When they finally arrived at their mountain walk, she looked slightly out of her depth, with her pink complexion, wispy black hair, and petulant lips. Jak was more in his element and strode purposefully along.
As they came to a plantation of fir trees they looked along the endless rows and Jak said, half-jokingly, “Infinity goes on trial!”
“What the hell does that mean?” she murmured, puzzled.
“Oh. It’s just a line from a Bob Dylan song.”
“Hmm. Him again.” She was not impressed. “I think he was talking about museums.”
At a waterfall under the slope of a jagged rock they stopped for a drink.

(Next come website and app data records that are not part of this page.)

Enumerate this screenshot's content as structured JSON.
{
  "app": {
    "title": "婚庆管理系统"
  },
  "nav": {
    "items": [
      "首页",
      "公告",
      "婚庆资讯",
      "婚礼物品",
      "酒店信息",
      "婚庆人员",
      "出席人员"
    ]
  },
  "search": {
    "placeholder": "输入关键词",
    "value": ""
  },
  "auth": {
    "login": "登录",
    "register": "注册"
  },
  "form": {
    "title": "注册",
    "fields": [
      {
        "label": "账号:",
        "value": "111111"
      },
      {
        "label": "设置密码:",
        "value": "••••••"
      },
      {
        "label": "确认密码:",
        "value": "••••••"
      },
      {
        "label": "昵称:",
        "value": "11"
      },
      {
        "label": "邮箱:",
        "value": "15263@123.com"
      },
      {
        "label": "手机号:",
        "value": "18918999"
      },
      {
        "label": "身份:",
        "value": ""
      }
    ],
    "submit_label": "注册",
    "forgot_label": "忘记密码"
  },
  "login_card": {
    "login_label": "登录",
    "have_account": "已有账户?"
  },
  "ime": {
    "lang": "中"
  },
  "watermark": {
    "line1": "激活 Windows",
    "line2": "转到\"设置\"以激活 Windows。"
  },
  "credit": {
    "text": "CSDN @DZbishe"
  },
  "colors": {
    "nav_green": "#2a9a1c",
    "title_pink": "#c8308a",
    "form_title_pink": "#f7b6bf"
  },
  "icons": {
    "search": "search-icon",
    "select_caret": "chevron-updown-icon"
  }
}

“I just want to say, Jak, that I like you a lot and we have lots in common, but . . . it has to be said . . . I can’t become your girl-friend. Not like that. I want to be free of any commitment, and I don’t want you to think that you own me or anything, just because we fucked once!”
“OK,” he said, mystified, and counting on his fingers. “But I want to keep seeing you. I like you more than a lot.”
“Ah, that’s the trouble. That’s what men always say. They want to make women feel obliged to respond; to become theirs.”
“Honestly, it’s not like that. I love your independence, your competence, the way you have made your own life for yourself. It can’t be easy moving from your home country to a strange place and teaching mathematics to a class of unruly kids.”
“There you go again! It’s no harder for a woman than a man. Why do you think we are so helpless and weak?”
His protestations were to no avail and they lapsed into silence rather sourly and regretfully, especially when he told her that his ex-wife was coming at the weekend to discuss their impending divorce.
They come to the edge of a clearing and Rachel whispered to Jak to get down quick. They could see a convoy of white lorries and men milling about in white coveralls and face masks.
“Why are they wearing snow suits? It’s all melted down here,” whispered Jak, surprised at the sudden appearance of binoculars in her gloved hands. He was even more surprised when she started taking photographs with a tiny Japanese camera.
“They’re not snow suits,” she hissed. “It’s a nuclear decontamination team getting ready to rush across the border when the time comes!”
“What time? What’s this all about?”
She had to get back to Moscow to inform Dmitri, but first she pulled down the zip of her walking trousers and guided Jak’s hand inside, where it was warm, soft and moist. She was wearing no knickers! They lay for a few moments in the bracken, as her excitement and pent-up energy was released.
“We must rush back!” she whispered.
Jak fell for it, thinking that she wanted more of him back at his flat in Moscow, and they crawled away backwards on their stomachs into the undergrowth, where they cautiously rose, then raced back the way they came to his car.